You can manually enter in all the messaging details of your ad, select your ideal geo, set a budget and are basically good to go. The tricky part is in choosing the right search query to advertise for. This requires understanding a few basic things. First, we can reference the balance mentioned earlier between competitiveness and volume. Adwords is a bit different from content marketing in that you pay for it up-front. In content marketing, you invest over the long-term to build subject matter authority in a particular area. With adwords, the competitiveness of a search term will determine the price of the ad up front. Here’s where it’s important to understand your conversion rates for a particular search term, which will play into your cost of customer acquisition. The cost of an advertising campaign may not be worth your overall conversions, particularly in very competitive landscapes. There are a bunch of moving parts to this, so I’ll just cover some of the basics and may address the issue in more detail later.

Broader search terms usually have higher volume and are more competitive, whereas narrower ones have less traffic and are cheaper. If an area is saturated with competition, it may not be worth it. In content marketing, some search terms are such low volume that they might be of less value. However, an ad campaign can hone the targeting to your demographic directly, and because you only pay per click, there’s a good chance you’ll only be paying to advertise to searchers who have a genuine interest. This is especially if your target term is very closely related to a search that expresses explicit buyer intent. It may also be important to screen out searchers who may not be interested in your product from the outset. That way you don’t have to pay for a click that turns out to be someone who isn’t interested. In this case, it can help as much to clarify what you don’t offer as much as you’d clarify what you do.

The best way to learn about what works and what doesn’t is generally to try different strategies at very limited spends to see which ones work for you best. If you’re just starting out, expect to lose money; it’s essentially the cost of tuition. There are a lot of resources out there that can help with this, but sometimes the best teacher is the pain of failure and the adjustment it requires. Plus, you can start adspends at very low cost. You may be able to get good data with just $500 per month.
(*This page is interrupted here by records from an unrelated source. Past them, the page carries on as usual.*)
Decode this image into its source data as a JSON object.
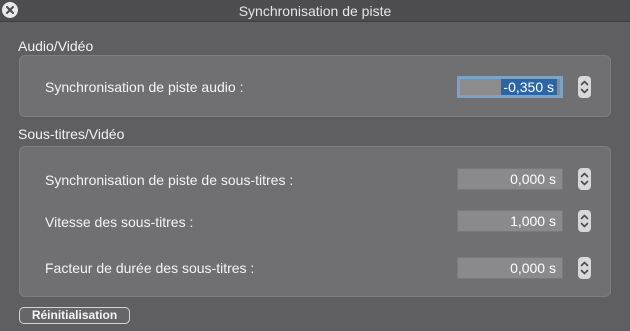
{
  "window": {
    "title": "Synchronisation de piste"
  },
  "audio_video": {
    "title": "Audio/Vidéo",
    "audio_sync": {
      "label": "Synchronisation de piste audio :",
      "value": "-0,350",
      "unit": "s"
    }
  },
  "subtitles_video": {
    "title": "Sous-titres/Vidéo",
    "subtitle_sync": {
      "label": "Synchronisation de piste de sous-titres :",
      "value": "0,000 s"
    },
    "subtitle_speed": {
      "label": "Vitesse des sous-titres :",
      "value": "1,000 s"
    },
    "subtitle_duration": {
      "label": "Facteur de durée des sous-titres :",
      "value": "0,000 s"
    }
  },
  "reset_button": {
    "label": "Réinitialisation"
  },
  "icons": {
    "close": "close-icon",
    "stepper": "stepper-arrows-icon"
  },
  "colors": {
    "selection": "#2d64a4",
    "focus_ring": "#7aa3c9"
  }
}
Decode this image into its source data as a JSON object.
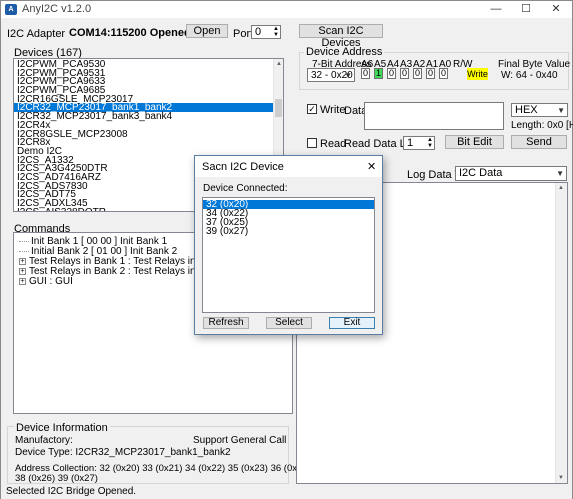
{
  "window": {
    "title": "AnyI2C v1.2.0",
    "minimize": "—",
    "maximize": "☐",
    "close": "✕"
  },
  "adapter": {
    "label": "I2C Adapter",
    "status": "COM14:115200 Opened",
    "open_button": "Open",
    "port_label": "Port",
    "port_value": "0"
  },
  "scan_button": "Scan I2C Devices",
  "devices": {
    "label": "Devices (167)",
    "items": [
      "I2CPWM_PCA9530",
      "I2CPWM_PCA9531",
      "I2CPWM_PCA9633",
      "I2CPWM_PCA9685",
      "I2CR16GSLE_MCP23017",
      "I2CR32_MCP23017_bank1_bank2",
      "I2CR32_MCP23017_bank3_bank4",
      "I2CR4x",
      "I2CR8GSLE_MCP23008",
      "I2CR8x",
      "Demo I2C",
      "I2CS_A1332",
      "I2CS_A3G4250DTR",
      "I2CS_AD7416ARZ",
      "I2CS_ADS7830",
      "I2CS_ADT75",
      "I2CS_ADXL345",
      "I2CS_AIS328DQTR",
      "I2CS_AMS5812_0050DB"
    ],
    "selected_index": 5
  },
  "commands": {
    "label": "Commands",
    "items": [
      {
        "text": "Init Bank 1 [ 00 00  ] Init Bank 1",
        "expandable": false
      },
      {
        "text": "Initial Bank 2 [ 01 00  ] Init Bank 2",
        "expandable": false
      },
      {
        "text": "Test Relays in Bank 1 : Test Relays in Bank 1",
        "expandable": true
      },
      {
        "text": "Test Relays in Bank 2 : Test Relays in Bank 2",
        "expandable": true
      },
      {
        "text": "GUI : GUI",
        "expandable": true
      }
    ]
  },
  "device_info": {
    "label": "Device Information",
    "manufactory": "Manufactory:",
    "support": "Support General Call",
    "device_type": "Device Type:  I2CR32_MCP23017_bank1_bank2",
    "address_line1": "Address Collection: 32 (0x20)  33 (0x21)  34 (0x22)  35 (0x23)  36 (0x24)  37 (0x25)",
    "address_line2": "38 (0x26)  39 (0x27)"
  },
  "device_address": {
    "label": "Device Address",
    "seven_bit_label": "7-Bit Address",
    "seven_bit_value": "32 - 0x20",
    "bit_headers": [
      "A6",
      "A5",
      "A4",
      "A3",
      "A2",
      "A1",
      "A0",
      "R/W"
    ],
    "bit_values": [
      "0",
      "1",
      "0",
      "0",
      "0",
      "0",
      "0"
    ],
    "bit_on_index": 1,
    "rw_value": "Write",
    "rw_color": "#ffff00",
    "bit_on_color": "#3ddc5b",
    "final_byte_label": "Final Byte Value",
    "final_byte_value": "W: 64 - 0x40"
  },
  "io": {
    "write_label": "Write",
    "write_checked": true,
    "data_label": "Data",
    "data_value": "",
    "format_value": "HEX",
    "length_text": "Length:  0x0 [Hex]",
    "read_label": "Read",
    "read_checked": false,
    "read_length_label": "Read Data Length",
    "read_length_value": "1",
    "bit_edit_button": "Bit Edit",
    "send_button": "Send",
    "log_type_label": "Log Data Type",
    "log_type_value": "I2C Data"
  },
  "scan_dialog": {
    "title": "Sacn I2C Device",
    "connected_label": "Device Connected:",
    "items": [
      "32  (0x20)",
      "34  (0x22)",
      "37  (0x25)",
      "39  (0x27)"
    ],
    "selected_index": 0,
    "refresh_button": "Refresh",
    "select_button": "Select",
    "exit_button": "Exit"
  },
  "status": {
    "text": "Selected I2C Bridge Opened."
  },
  "colors": {
    "selection": "#0078d7",
    "accent": "#1e5ca8"
  }
}
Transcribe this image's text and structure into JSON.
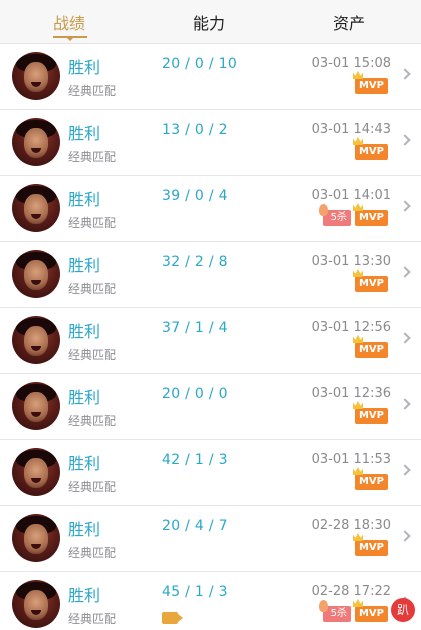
{
  "tabs": [
    {
      "label": "战绩",
      "active": true
    },
    {
      "label": "能力",
      "active": false
    },
    {
      "label": "资产",
      "active": false
    }
  ],
  "colors": {
    "accent": "#c89a4a",
    "result": "#2aa7c9",
    "mvp": "#f3862a",
    "kill": "#f07a7a"
  },
  "matches": [
    {
      "result": "胜利",
      "mode": "经典匹配",
      "kda": "20 / 0 / 10",
      "time": "03-01 15:08",
      "badges": [
        "MVP"
      ]
    },
    {
      "result": "胜利",
      "mode": "经典匹配",
      "kda": "13 / 0 / 2",
      "time": "03-01 14:43",
      "badges": [
        "MVP"
      ]
    },
    {
      "result": "胜利",
      "mode": "经典匹配",
      "kda": "39 / 0 / 4",
      "time": "03-01 14:01",
      "badges": [
        "5杀",
        "MVP"
      ]
    },
    {
      "result": "胜利",
      "mode": "经典匹配",
      "kda": "32 / 2 / 8",
      "time": "03-01 13:30",
      "badges": [
        "MVP"
      ]
    },
    {
      "result": "胜利",
      "mode": "经典匹配",
      "kda": "37 / 1 / 4",
      "time": "03-01 12:56",
      "badges": [
        "MVP"
      ]
    },
    {
      "result": "胜利",
      "mode": "经典匹配",
      "kda": "20 / 0 / 0",
      "time": "03-01 12:36",
      "badges": [
        "MVP"
      ]
    },
    {
      "result": "胜利",
      "mode": "经典匹配",
      "kda": "42 / 1 / 3",
      "time": "03-01 11:53",
      "badges": [
        "MVP"
      ]
    },
    {
      "result": "胜利",
      "mode": "经典匹配",
      "kda": "20 / 4 / 7",
      "time": "02-28 18:30",
      "badges": [
        "MVP"
      ]
    },
    {
      "result": "胜利",
      "mode": "经典匹配",
      "kda": "45 / 1 / 3",
      "time": "02-28 17:22",
      "badges": [
        "5杀",
        "MVP"
      ],
      "video": true
    }
  ],
  "watermark": "趴"
}
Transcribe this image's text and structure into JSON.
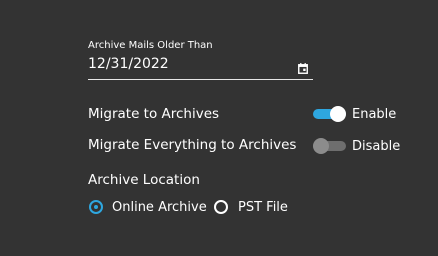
{
  "archive_date": {
    "label": "Archive Mails Older Than",
    "value": "12/31/2022",
    "icon": "calendar-icon"
  },
  "settings": [
    {
      "label": "Migrate to Archives",
      "state_label": "Enable",
      "on": true
    },
    {
      "label": "Migrate Everything to Archives",
      "state_label": "Disable",
      "on": false
    }
  ],
  "archive_location": {
    "title": "Archive Location",
    "options": [
      {
        "label": "Online Archive",
        "selected": true
      },
      {
        "label": "PST File",
        "selected": false
      }
    ]
  },
  "colors": {
    "background": "#333333",
    "accent": "#2ea7e0",
    "toggle_off": "#6e6e6e"
  }
}
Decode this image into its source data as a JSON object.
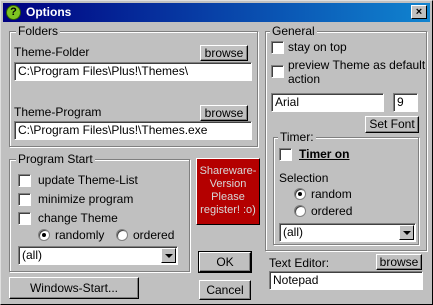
{
  "window": {
    "title": "Options",
    "close_glyph": "×",
    "app_icon": "?"
  },
  "folders": {
    "legend": "Folders",
    "theme_folder": {
      "label": "Theme-Folder",
      "browse": "browse",
      "value": "C:\\Program Files\\Plus!\\Themes\\"
    },
    "theme_program": {
      "label": "Theme-Program",
      "browse": "browse",
      "value": "C:\\Program Files\\Plus!\\Themes.exe"
    }
  },
  "program_start": {
    "legend": "Program Start",
    "update_theme_list": "update Theme-List",
    "minimize_program": "minimize program",
    "change_theme": "change Theme",
    "randomly": "randomly",
    "ordered": "ordered",
    "dropdown_value": "(all)"
  },
  "general": {
    "legend": "General",
    "stay_on_top": "stay on top",
    "preview_line1": "preview Theme as default",
    "preview_line2": "action",
    "font_name": "Arial",
    "font_size": "9",
    "set_font": "Set Font"
  },
  "timer": {
    "legend": "Timer:",
    "timer_on": "Timer on",
    "selection": "Selection",
    "random": "random",
    "ordered": "ordered",
    "dropdown_value": "(all)"
  },
  "text_editor": {
    "label": "Text Editor:",
    "browse": "browse",
    "value": "Notepad"
  },
  "shareware": {
    "lines": [
      "Shareware-",
      "Version",
      "Please",
      "register! :o)"
    ]
  },
  "buttons": {
    "ok": "OK",
    "cancel": "Cancel",
    "windows_start": "Windows-Start..."
  }
}
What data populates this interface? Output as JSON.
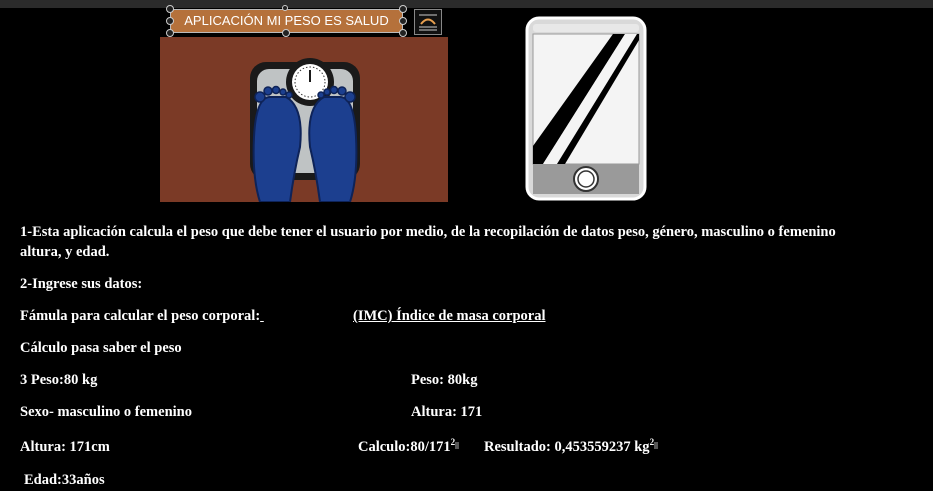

But if your budget is less than the price of a daily ad, clearly you won’t get any posted!

If you’re running a retail operation and are interested in expanding your selection, whether brick and mortar or online, take a look below.

Wholesale Jewelry / Wholesale Sterling Silver Product Marketing Guide  

As we all know, wholesale jewelry is offered in bulk to jewelry retailers to provide great selections to their customers. I wanted to take a minute to go over some of the trend options in the market and how they can be utilized to increase customer appeal!  

Sterling silver is a mixture of pure silver and another stronger alloy that helps maintain the durability of a piece of jewelry. It’s important that customers understand that pure silver is often not realistic to use for jewelry, although it may sometimes seem desirable. 925 silver is a popular search term for pure silver mixed with silver alloy, and it’s important that your percentage of silver is listed on your product page, so don’t forget to include this aspect of your product. Check out our content on sterling silver vs. pure silver if you’re interested in going more in depth.